The U.S. Consumer Product Safety Commission (CPSC) will hold its annual public hearing on the agency’s agenda and priorities (Priorities Hearing) on April 15 in Bethesda, Md. At a minimum, CPSC-regulated companies – particularly those who make or sell products that have been politically sensitive recently – should watch the hearing to get a sense of both the public pressures the agency may be facing and how the CPSC (especially the four sitting commissioners) feel about the issues of the day. Companies may also want to consider participating, either in person or in writing.
What is the Priorities Hearing?
A rarity among federal health and safety agencies, the Priorities Hearing is designed to be primarily a listening session, where commissioners hear interested stakeholders’ views on how the agency should spend its limited resources. Most years, the bulk of the input comes from consumer advocacy organizations, highlighting concerns they have about specific products or the agency’s strategy. However, companies, industry groups, or others on the regulated side of the CPSC are just as entitled to give their input. If schedules will not permit speaking, or if companies have been put off by the chilly receptions some industry speakers have received, submitting written comments can be a great alternative.

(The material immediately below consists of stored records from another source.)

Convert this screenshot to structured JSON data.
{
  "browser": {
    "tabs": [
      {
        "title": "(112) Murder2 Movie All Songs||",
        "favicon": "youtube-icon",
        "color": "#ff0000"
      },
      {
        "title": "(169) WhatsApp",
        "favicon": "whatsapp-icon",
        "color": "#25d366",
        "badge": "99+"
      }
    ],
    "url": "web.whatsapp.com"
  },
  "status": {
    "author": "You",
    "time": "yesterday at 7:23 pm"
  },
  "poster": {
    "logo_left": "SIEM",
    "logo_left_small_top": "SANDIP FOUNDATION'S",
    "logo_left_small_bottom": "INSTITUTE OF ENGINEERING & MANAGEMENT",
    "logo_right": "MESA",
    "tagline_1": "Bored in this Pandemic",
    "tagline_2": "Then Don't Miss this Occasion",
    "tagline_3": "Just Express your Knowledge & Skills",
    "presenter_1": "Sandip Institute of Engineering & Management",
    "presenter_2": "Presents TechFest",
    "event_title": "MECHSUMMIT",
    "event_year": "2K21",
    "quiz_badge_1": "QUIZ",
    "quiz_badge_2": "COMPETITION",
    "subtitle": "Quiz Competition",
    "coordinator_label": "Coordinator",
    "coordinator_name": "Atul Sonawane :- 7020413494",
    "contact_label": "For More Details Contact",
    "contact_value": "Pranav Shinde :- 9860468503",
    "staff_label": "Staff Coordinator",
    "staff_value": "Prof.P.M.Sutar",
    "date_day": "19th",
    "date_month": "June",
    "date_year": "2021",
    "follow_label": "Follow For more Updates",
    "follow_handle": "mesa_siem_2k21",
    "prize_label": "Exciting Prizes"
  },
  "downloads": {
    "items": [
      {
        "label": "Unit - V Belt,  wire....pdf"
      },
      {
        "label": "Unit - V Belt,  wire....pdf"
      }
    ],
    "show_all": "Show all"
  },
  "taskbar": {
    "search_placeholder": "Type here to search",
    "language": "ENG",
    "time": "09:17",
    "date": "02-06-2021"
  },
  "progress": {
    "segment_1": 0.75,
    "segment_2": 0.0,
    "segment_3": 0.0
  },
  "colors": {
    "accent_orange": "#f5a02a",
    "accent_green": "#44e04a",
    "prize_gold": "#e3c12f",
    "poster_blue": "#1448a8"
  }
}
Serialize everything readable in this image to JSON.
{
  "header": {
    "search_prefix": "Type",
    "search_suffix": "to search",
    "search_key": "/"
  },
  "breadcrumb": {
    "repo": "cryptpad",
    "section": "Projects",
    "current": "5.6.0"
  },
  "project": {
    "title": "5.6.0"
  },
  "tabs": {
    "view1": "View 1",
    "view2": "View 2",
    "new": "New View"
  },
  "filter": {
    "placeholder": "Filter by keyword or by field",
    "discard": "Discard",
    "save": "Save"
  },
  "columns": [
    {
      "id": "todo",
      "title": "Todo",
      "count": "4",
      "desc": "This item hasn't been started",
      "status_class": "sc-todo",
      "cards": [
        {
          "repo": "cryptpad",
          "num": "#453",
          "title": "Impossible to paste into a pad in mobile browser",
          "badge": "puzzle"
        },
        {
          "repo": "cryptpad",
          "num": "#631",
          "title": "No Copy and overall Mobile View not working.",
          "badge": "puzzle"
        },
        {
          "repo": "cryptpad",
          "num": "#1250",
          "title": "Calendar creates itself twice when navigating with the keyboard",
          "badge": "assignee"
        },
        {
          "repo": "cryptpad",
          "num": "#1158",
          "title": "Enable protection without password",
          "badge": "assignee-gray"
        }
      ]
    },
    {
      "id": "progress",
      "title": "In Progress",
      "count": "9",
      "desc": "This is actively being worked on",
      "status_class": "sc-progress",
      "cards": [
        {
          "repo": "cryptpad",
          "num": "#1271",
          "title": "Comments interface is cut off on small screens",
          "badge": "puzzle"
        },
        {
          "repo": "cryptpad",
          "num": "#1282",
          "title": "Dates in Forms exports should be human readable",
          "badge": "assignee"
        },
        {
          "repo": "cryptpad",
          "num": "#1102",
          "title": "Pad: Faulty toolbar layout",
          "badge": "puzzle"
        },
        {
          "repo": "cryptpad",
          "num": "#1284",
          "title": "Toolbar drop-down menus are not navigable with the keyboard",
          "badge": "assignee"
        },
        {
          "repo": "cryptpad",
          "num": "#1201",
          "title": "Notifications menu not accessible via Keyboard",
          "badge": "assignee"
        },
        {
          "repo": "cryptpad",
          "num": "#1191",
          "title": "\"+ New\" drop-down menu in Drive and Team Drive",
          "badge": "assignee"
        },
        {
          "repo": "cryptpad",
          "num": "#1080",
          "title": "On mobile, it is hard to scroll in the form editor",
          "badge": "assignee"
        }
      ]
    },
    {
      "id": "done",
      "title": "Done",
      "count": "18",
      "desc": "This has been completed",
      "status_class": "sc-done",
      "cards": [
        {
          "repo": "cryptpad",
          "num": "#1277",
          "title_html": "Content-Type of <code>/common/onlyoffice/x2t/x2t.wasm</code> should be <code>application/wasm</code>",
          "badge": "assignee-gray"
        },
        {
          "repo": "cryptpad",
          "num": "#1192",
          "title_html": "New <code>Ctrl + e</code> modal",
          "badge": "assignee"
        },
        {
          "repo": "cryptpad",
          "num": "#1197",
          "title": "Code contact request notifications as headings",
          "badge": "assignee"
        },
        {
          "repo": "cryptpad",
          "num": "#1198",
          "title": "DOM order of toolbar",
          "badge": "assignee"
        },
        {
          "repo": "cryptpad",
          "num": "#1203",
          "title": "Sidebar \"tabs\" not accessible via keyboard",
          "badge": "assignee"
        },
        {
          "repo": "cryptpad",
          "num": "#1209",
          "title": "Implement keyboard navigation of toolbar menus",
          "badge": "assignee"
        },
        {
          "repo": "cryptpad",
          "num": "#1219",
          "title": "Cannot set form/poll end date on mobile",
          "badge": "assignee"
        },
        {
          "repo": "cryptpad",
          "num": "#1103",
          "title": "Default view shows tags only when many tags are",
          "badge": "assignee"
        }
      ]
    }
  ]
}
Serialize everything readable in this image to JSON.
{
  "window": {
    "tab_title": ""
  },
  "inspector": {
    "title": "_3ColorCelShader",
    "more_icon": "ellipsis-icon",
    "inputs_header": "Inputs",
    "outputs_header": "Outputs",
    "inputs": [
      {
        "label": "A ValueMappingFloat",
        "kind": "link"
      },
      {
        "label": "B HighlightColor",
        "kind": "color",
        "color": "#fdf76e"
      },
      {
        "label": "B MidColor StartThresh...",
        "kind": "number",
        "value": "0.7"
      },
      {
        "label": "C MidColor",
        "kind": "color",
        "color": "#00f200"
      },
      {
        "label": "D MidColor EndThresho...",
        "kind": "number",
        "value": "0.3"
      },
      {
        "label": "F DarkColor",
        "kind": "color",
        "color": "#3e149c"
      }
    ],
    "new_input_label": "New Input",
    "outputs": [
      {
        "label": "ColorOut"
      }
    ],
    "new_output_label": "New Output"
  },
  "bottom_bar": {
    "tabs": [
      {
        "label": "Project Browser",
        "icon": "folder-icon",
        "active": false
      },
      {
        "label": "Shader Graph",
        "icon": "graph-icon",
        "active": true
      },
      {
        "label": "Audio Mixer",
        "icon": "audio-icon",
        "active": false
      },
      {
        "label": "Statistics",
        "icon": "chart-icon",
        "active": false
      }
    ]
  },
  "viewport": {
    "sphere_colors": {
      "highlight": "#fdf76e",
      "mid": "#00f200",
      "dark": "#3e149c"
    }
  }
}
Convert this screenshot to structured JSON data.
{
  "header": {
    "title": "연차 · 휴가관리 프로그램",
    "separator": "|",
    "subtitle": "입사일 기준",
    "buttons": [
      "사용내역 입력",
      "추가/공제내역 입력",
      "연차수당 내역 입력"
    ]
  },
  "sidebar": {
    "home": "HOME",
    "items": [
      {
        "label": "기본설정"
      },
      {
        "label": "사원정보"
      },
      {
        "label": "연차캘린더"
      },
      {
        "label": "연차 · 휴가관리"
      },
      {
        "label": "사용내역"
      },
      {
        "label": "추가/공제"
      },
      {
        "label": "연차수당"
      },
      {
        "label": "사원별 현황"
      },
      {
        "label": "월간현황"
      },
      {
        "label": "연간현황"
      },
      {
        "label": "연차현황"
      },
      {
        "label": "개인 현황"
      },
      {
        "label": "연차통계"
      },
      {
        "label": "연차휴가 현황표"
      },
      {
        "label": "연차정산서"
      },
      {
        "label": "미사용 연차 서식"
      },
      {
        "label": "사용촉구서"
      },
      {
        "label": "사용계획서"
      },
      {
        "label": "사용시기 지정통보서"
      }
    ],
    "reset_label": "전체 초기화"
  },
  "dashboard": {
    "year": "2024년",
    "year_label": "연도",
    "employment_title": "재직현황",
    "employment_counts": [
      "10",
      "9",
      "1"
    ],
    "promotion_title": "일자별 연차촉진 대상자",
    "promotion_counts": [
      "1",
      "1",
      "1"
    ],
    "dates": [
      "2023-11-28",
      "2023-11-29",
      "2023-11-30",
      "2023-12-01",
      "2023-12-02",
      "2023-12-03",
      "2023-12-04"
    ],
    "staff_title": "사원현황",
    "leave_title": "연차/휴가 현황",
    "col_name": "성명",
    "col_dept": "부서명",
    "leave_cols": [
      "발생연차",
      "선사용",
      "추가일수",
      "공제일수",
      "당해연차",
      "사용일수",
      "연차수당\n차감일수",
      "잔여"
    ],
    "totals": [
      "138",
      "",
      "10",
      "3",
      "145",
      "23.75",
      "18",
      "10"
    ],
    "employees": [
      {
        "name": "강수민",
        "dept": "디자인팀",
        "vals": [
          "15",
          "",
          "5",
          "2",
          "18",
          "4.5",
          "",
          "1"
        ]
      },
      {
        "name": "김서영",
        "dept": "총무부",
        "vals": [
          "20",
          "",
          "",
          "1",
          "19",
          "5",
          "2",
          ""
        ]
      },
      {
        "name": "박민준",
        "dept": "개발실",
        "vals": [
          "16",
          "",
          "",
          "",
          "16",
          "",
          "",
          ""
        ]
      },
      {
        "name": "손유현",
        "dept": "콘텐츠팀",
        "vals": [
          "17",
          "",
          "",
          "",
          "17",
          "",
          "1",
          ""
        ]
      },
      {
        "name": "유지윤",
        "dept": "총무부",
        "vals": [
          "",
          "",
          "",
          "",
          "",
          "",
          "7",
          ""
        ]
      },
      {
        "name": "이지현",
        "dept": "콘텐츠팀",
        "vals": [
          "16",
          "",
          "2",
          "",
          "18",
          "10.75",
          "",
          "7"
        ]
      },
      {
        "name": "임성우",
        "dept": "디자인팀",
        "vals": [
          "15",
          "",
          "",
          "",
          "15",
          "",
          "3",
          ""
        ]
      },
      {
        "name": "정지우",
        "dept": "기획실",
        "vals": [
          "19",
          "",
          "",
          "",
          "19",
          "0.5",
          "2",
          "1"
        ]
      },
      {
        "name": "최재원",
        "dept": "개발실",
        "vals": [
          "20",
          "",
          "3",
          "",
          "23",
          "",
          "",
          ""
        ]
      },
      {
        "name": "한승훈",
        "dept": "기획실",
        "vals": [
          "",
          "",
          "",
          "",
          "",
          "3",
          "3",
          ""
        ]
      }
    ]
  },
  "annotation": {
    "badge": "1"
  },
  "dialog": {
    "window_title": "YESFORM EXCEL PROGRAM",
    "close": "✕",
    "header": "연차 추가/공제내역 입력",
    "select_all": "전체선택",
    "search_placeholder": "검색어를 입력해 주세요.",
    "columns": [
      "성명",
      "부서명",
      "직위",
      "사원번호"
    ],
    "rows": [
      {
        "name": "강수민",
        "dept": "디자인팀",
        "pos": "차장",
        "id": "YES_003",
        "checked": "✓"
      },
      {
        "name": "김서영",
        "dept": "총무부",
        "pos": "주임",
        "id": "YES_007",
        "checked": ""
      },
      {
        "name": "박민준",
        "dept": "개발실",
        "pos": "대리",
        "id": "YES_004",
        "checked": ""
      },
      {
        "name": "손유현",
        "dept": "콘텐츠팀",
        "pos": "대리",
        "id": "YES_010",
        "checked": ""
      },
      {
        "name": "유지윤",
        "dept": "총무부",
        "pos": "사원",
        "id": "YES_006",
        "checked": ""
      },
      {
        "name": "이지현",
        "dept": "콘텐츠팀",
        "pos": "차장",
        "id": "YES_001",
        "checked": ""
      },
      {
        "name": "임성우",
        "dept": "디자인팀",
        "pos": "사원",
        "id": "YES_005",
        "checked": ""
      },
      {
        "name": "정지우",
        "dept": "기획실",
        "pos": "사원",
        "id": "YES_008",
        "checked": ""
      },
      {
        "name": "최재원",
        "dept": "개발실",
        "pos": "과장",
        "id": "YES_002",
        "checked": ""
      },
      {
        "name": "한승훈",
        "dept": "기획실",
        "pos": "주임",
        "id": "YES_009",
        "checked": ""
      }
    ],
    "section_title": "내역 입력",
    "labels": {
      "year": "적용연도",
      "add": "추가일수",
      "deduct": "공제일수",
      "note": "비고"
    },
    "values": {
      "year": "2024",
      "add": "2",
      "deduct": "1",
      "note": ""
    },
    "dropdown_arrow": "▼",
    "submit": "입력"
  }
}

Even for an agency as relatively small as the CPSC, changes in priorities rarely happen immediately, so it would be tempting to look at the Priorities Hearing as a mere formality. But the commissioners do engage with and act on comments they receive. For example, for the last few years, the Outdoor Power Equipment Institute (OPEI) and others have pressed for reforms to the help the CPSC’s Fast Track voluntary recall program recover some of its speed. At a recent conference, the CPSC announced that it was revamping the Fast Track reporting process with an eye toward standardizing input and accelerating output.
How Companies Can Gain From the Hearing
Even if a company does not wish to participate, observing the Priorities Hearing can be an invaluable way to gauge the agency’s temperature. First, commissioners often debate with each other through their lines of questioning to speakers, signaling not only each commissioner’s thoughts about a topic but also how much time each believes the agency should spend on it. Second, seeing and hearing commissioners’ real-time reactions to emerging issues or pointed criticism can highlight points or themes of discussion that may be useful if a company or an industry needs to engage with a commissioner.
The Priorities Hearing can also be a vital opportunity to understand what issues are drawing other stakeholders’ attention. Consumer advocacy groups typically make full use of the hearing, and companies or industries whose products feature prominently on those groups’ agendas can expect to see similar narratives in social and traditional media and, frequently, in Congress. For example, consumer advocacy groups have frequently used the Priorities Hearing to criticize the information-accuracy provisions of Section 6(b) of the Consumer Product Safety Act, and earlier this year a bill was introduced that would eliminate one of 6(b)’s core rights.
The Priorities Hearing typically runs several hours long, and spending half of April 15 watching may understandably be too taxing for most corporate schedules. If so, companies should check in with counsel or other key CPSC resources for a distilled version.